YOUR GOAL: An exact copy of every record is needed, with all pictures omitted.

MATERIAL SUPPLIED:
━━━━━━━━━━

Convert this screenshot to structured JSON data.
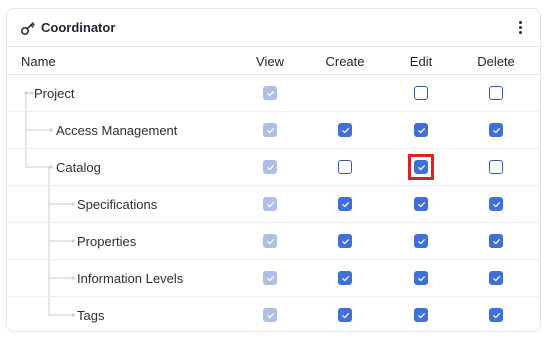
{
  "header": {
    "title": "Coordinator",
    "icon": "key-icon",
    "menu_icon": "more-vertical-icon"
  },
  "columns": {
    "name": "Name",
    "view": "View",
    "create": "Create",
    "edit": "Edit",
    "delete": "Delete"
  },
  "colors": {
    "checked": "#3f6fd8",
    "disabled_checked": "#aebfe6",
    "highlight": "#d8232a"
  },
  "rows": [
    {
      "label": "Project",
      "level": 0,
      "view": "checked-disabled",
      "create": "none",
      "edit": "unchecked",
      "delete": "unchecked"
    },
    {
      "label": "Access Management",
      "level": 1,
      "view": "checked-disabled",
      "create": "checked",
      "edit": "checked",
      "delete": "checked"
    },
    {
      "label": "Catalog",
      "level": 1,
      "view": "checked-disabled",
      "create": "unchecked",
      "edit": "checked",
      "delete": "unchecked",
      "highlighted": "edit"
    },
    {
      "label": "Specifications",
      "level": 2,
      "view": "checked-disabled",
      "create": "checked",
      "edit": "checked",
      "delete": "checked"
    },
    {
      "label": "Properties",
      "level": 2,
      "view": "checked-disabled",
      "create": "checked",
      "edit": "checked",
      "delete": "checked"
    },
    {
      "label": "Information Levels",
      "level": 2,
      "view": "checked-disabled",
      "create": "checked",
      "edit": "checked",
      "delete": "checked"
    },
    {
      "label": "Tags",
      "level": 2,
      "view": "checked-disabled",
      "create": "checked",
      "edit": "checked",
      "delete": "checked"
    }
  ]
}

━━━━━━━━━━

EXPECTED OUTPUT:
Convert this screenshot to structured JSON data.
{
  "header": {
    "title": "Coordinator",
    "icon": "key-icon",
    "menu_icon": "more-vertical-icon"
  },
  "columns": {
    "name": "Name",
    "view": "View",
    "create": "Create",
    "edit": "Edit",
    "delete": "Delete"
  },
  "colors": {
    "checked": "#3f6fd8",
    "disabled_checked": "#aebfe6",
    "highlight": "#d8232a"
  },
  "rows": [
    {
      "label": "Project",
      "level": 0,
      "view": "checked-disabled",
      "create": "none",
      "edit": "unchecked",
      "delete": "unchecked"
    },
    {
      "label": "Access Management",
      "level": 1,
      "view": "checked-disabled",
      "create": "checked",
      "edit": "checked",
      "delete": "checked"
    },
    {
      "label": "Catalog",
      "level": 1,
      "view": "checked-disabled",
      "create": "unchecked",
      "edit": "checked",
      "delete": "unchecked",
      "highlighted": "edit"
    },
    {
      "label": "Specifications",
      "level": 2,
      "view": "checked-disabled",
      "create": "checked",
      "edit": "checked",
      "delete": "checked"
    },
    {
      "label": "Properties",
      "level": 2,
      "view": "checked-disabled",
      "create": "checked",
      "edit": "checked",
      "delete": "checked"
    },
    {
      "label": "Information Levels",
      "level": 2,
      "view": "checked-disabled",
      "create": "checked",
      "edit": "checked",
      "delete": "checked"
    },
    {
      "label": "Tags",
      "level": 2,
      "view": "checked-disabled",
      "create": "checked",
      "edit": "checked",
      "delete": "checked"
    }
  ]
}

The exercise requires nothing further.